Record extracts START

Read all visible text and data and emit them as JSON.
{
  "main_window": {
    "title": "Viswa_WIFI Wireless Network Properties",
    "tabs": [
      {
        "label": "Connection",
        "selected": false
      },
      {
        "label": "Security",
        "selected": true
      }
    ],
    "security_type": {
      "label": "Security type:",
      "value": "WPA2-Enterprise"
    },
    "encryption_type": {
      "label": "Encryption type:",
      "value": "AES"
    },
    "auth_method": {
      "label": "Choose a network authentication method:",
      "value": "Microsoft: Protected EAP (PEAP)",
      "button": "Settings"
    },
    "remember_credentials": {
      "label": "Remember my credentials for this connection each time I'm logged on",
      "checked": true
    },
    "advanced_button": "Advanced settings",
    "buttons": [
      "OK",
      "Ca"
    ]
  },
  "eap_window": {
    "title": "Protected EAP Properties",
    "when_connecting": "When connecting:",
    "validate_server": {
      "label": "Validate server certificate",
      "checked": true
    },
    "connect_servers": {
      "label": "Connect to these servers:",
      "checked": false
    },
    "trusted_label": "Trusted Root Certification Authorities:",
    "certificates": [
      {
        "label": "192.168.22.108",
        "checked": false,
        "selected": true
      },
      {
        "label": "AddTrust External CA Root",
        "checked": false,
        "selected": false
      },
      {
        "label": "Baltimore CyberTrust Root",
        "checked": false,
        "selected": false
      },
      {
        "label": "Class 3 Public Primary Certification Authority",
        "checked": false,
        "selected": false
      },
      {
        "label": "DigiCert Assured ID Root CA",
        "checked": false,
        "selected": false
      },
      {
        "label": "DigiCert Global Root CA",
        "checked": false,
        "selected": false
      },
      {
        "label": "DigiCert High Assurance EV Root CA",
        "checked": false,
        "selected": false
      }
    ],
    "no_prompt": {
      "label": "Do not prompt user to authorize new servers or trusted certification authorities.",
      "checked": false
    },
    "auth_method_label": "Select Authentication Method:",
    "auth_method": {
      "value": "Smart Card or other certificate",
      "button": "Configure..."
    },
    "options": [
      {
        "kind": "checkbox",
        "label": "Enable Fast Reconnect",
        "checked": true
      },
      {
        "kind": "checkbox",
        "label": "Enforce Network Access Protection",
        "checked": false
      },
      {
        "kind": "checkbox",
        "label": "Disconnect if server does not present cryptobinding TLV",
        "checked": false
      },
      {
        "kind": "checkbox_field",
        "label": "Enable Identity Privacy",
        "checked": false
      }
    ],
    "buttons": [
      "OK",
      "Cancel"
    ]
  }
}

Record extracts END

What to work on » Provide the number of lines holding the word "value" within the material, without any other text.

Response to the task » 4